Office print environments have made incredible advancements in technology over the last 10 years. Bluetooth, secure pull printing, and cloud printing, just to name a few, are now prevalent in the office. Yet many of the tools used to discover and design the print fleet are still largely running on old, outdated technology. This creates a print fleet discovery and design experience that can often be cumbersome, costly and slow. As an example, technicians and designers use spreadsheets to list existing printing assets, then plot assets on a physical or digitized map, then go back to another spreadsheet to calculate current costs and future savings, then to another map to design the future print fleet, and finally create a client-facing document to show the plan. In between each step, a file-sharing program is often used for collaboration with the team and the client.
by Greg Walters
The following content is intended for new copier representatives. But if you’ve been around the copier block a couple of times, participated in demo-ramas and are considered a seasoned selling professional, I implore you to read and comment. Not for my edification - you owe it to the industry to help fix the future and advise the next generation. So let them know what’s up, the good, the bad and the ugly.
by Greg Buschman and Larry Buschman
In our modern fast-paced society, it seems that few are willing to volunteer to take a leadership position. When asked, however, people are willing to do much as a follower. There are many reasons for this, but as it relates to leadership, the single largest step toward being a leader is the willingness to say, “I will.” Try it the next time someone says, “I need someone to … .”
by Patricia Ames
Recently, Lexmark took their roadshow to Las Vegas, where they met with more than 40 dealers from the region. The event — one of six the company hosted across North America this year — featured networking sessions, briefings and breakout sessions, and in Vegas, the opportunity to drive a high-end racecar (Lexmark proved their wisdom by not letting us drink adult beverages until we safely returned the cars to their stalls).
by Ken Edmonds
In the last post, we discussed some of the differences between seat based billing (SBB) and managed print services (MPS). In this post, we will look at how the differences affect the profitability of service, and why SBB can be more profitable and makes it harder for the competition to undercut your pricing.
by Brian Suerth, TAG
“I got this,” Ryan reminds himself. He rehearses his value proposition, visualizes himself handling objections flawlessly and knows how badly this customer needs cybersecurity.

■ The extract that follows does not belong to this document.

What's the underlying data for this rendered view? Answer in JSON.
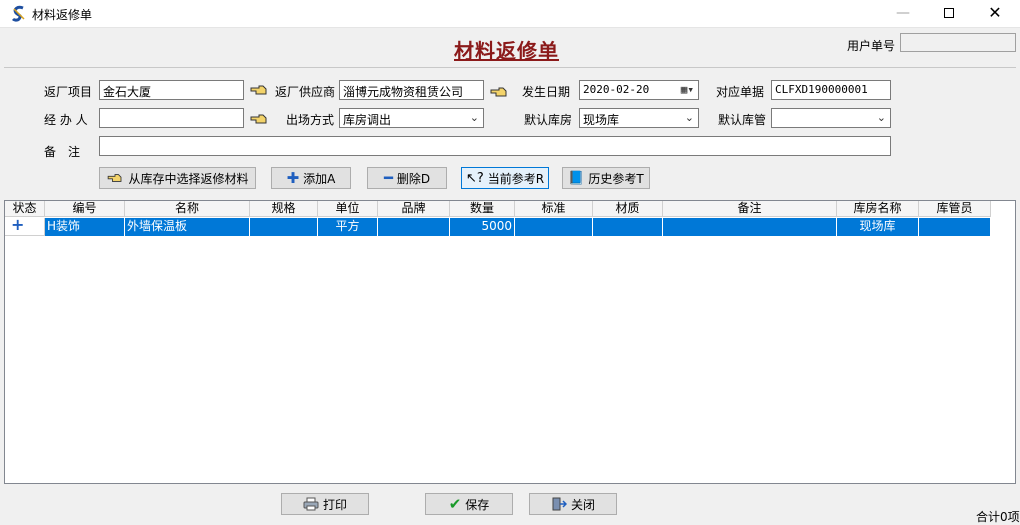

by Patricia Ames
As customer demand for digital production printers continues to climb, manufacturers have been in an arms race, developing machines that can help customers differentiate their offerings and achieve more with less. Today’s digital production presses are designed to be easy to maintain and even easier to use, and deliver fast, affordable, high-quality output using a wide variety of inks and substrates.